The Halifax bank is enrolling unsuspecting customers in trials of a new generation of RFID-enabled bank cards, and trying to keep them in the program even if they have mis-givings about the wave and pay technology.
PayWave allows punters to debit their account without having to enter a PIN or sign for goods valued at less than £10.
The RFID-based technology, backed by Visa, is being rolled out by UK banks Barclays and Halifax, as well as others on the continent. Mastercard is backing a similar technology called PayPass.
Halifax is introducing the technology in London to a number of punters, including Reg reader Pete.
Pete, a current account holder at Halifax, was among those issued with a new card. He didn't want to use the unsolicited technology and his attempts to receive an alternative card, though ultimately successful, proved frustrating.
"I have to input my PIN the very first time I use this 'Paywave' card, but after that it is automatically authorised to work for all transactions under £10," Pete explained. "I put the new card straight in the bin - in fact, I shredded it and put it in several different bins. I don't want this highly insecure-sounding facility, and I never use a debit card for retail transactions anyway."
Pete thought no more of the card assuming his old plastic, which had months left to run, would continue to be useable. But when he went to his local bank in early December to get some cash the ATM refused the transaction and retained his card.
Bank staff, having verified Pete's identity, were not immediately able to work out why the card had been retained. They gave him back his card but, after other attempts to use his card failed, he was faced with the chore of getting his card replaced.
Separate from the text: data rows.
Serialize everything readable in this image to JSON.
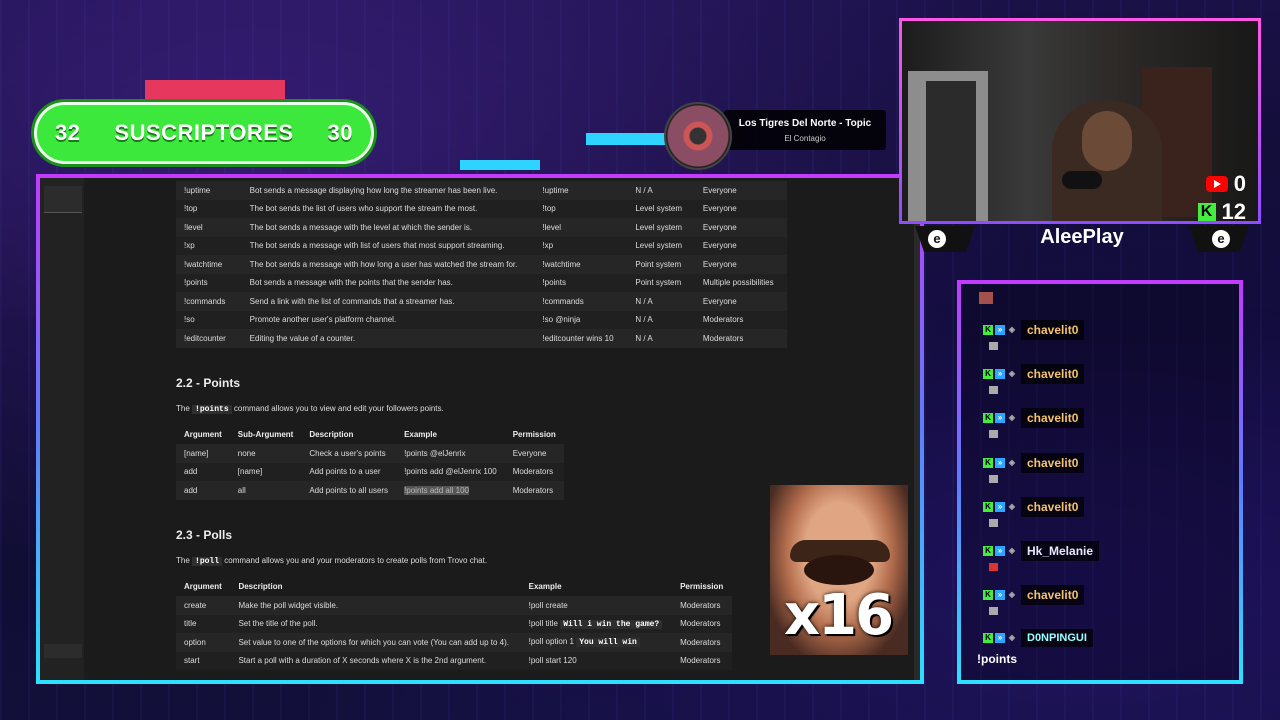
{
  "subs": {
    "left": "32",
    "label": "SUSCRIPTORES",
    "right": "30"
  },
  "music": {
    "title": "Los Tigres Del Norte - Topic",
    "subtitle": "El Contagio"
  },
  "commands_table": {
    "rows": [
      [
        "!uptime",
        "Bot sends a message displaying how long the streamer has been live.",
        "!uptime",
        "N / A",
        "Everyone"
      ],
      [
        "!top",
        "The bot sends the list of users who support the stream the most.",
        "!top",
        "Level system",
        "Everyone"
      ],
      [
        "!level",
        "The bot sends a message with the level at which the sender is.",
        "!level",
        "Level system",
        "Everyone"
      ],
      [
        "!xp",
        "The bot sends a message with list of users that most support streaming.",
        "!xp",
        "Level system",
        "Everyone"
      ],
      [
        "!watchtime",
        "The bot sends a message with how long a user has watched the stream for.",
        "!watchtime",
        "Point system",
        "Everyone"
      ],
      [
        "!points",
        "Bot sends a message with the points that the sender has.",
        "!points",
        "Point system",
        "Multiple possibilities"
      ],
      [
        "!commands",
        "Send a link with the list of commands that a streamer has.",
        "!commands",
        "N / A",
        "Everyone"
      ],
      [
        "!so",
        "Promote another user's platform channel.",
        "!so @ninja",
        "N / A",
        "Moderators"
      ],
      [
        "!editcounter",
        "Editing the value of a counter.",
        "!editcounter wins 10",
        "N / A",
        "Moderators"
      ]
    ]
  },
  "points_section": {
    "heading": "2.2 - Points",
    "intro_before": "The",
    "intro_code": "!points",
    "intro_after": "command allows you to view and edit your followers points.",
    "headers": [
      "Argument",
      "Sub-Argument",
      "Description",
      "Example",
      "Permission"
    ],
    "rows": [
      [
        "[name]",
        "none",
        "Check a user's points",
        "!points @elJenrix",
        "Everyone"
      ],
      [
        "add",
        "[name]",
        "Add points to a user",
        "!points add @elJenrix 100",
        "Moderators"
      ],
      [
        "add",
        "all",
        "Add points to all users",
        "!points add all 100",
        "Moderators"
      ]
    ]
  },
  "polls_section": {
    "heading": "2.3 - Polls",
    "intro_before": "The",
    "intro_code": "!poll",
    "intro_after": "command allows you and your moderators to create polls from Trovo chat.",
    "headers": [
      "Argument",
      "Description",
      "Example",
      "Permission"
    ],
    "rows": [
      {
        "arg": "create",
        "desc": "Make the poll widget visible.",
        "ex": "!poll create",
        "ex_code": "",
        "perm": "Moderators"
      },
      {
        "arg": "title",
        "desc": "Set the title of the poll.",
        "ex": "!poll title",
        "ex_code": "Will i win the game?",
        "perm": "Moderators"
      },
      {
        "arg": "option",
        "desc": "Set value to one of the options for which you can vote (You can add up to 4).",
        "ex": "!poll option 1",
        "ex_code": "You will win",
        "perm": "Moderators"
      },
      {
        "arg": "start",
        "desc": "Start a poll with a duration of X seconds where X is the 2nd argument.",
        "ex": "!poll start 120",
        "ex_code": "",
        "perm": "Moderators"
      }
    ]
  },
  "webcam": {
    "youtube_count": "0",
    "kick_count": "12"
  },
  "streamer": {
    "name": "AleePlay"
  },
  "chat": {
    "messages": [
      {
        "user": "chavelit0"
      },
      {
        "user": "chavelit0"
      },
      {
        "user": "chavelit0"
      },
      {
        "user": "chavelit0"
      },
      {
        "user": "chavelit0"
      },
      {
        "user": "Hk_Melanie"
      },
      {
        "user": "chavelit0"
      },
      {
        "user": "D0NPINGUI"
      }
    ],
    "last_message": "!points"
  },
  "meme": {
    "multiplier": "x16"
  },
  "colors": {
    "green": "#3be83b",
    "frame_top": "#c23bff",
    "frame_bottom": "#2ee0ff",
    "kick": "#43ee3f"
  }
}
After calling Halifax's helpline, Pete was told that the (unsolicited) issue of the contactless card had automatically cancelled his original card, something not mentioned in the paperwork that came with the old card, according to Pete.
"Halifax are cancelling peoples' bank cards without permission and without even telling them, and forcing them to use these new cards, which as far as I know nobody has asked for," Pete told El Reg
"Who wants these things? Not me. And is there no limit to the level of insecurity they want to introduce to their cards? I guess not, so long as the cardholder can be stuck with the liability," he added.
A replacement card also came with the unwanted contactless card technology. Curiously, Pete's wife didn't get a contactless card even though she is joint holder of the same Halifax account.
Ultimately, after complaining long and loud, Pete has now received a non-Paywave bank card from Halifax. The incident has left him far from satisfied. Halifax turned down Pete's request for compensation.
Halifax declined to speak about individual cases, but confirmed it was conducting a trial of the technology across London, prior to a nationwide rollout.
A spokesman for banking association APACS said whether customers had the ability to refuse new technologies was "card issuer dependent".
Barclays is also introducing the technology in the UK. A developer familiar with Barclays plans said it, like Halifax, is rolling out the technology in London in advance of the rest of the country, both as a test-bed for the technology and because Londoners are more used to using RFID-enabled technology in the form of Oyster travel cards.
Barclays has created a triple-function card (called OnePulse) that combines a traditional credit card with PayWave and also with Oyster on-board as a separate application.
"Barclays and a couple of other banks were bidding to effectively take over Oyster and subsume it into a larger payment scheme using the less-proprietary Visa and Mastercard technology, but these negotiations fell apart," he added.
Our source noted that the maximum transaction value for contactless purchases is typically £10, which mitigates the increased risk of using the cards.
"Major customer education issues still need to be overcome before everyone is happy to use this as a cash-replacement technology, which is what the banks and retailers want," he said. "It's certainly a very interesting privacy issue if banks are including the contactless chips in 'standard' credit cards without asking, especially since the transactions are effectively unsecured because no PIN is needed.
"On the privacy issue, there is likely to be a growing number of stories and attempts at hacking and skimming contactless cards, once they are out in the wild, and whether or not the risks to consumers are real, they need to understand the issues and risks."
Our source added that the situation created a market for niche security firms to develop products that protect contactless-enabled cards from "uninvited attempts to communicate with them", in response to security concerns about the possible misuse of the technology to perpetrate fraud.
Whether the likes of Pete will be reassured by extra security controls on a type of card they have had forced on them in the fist place remains to be seen. ®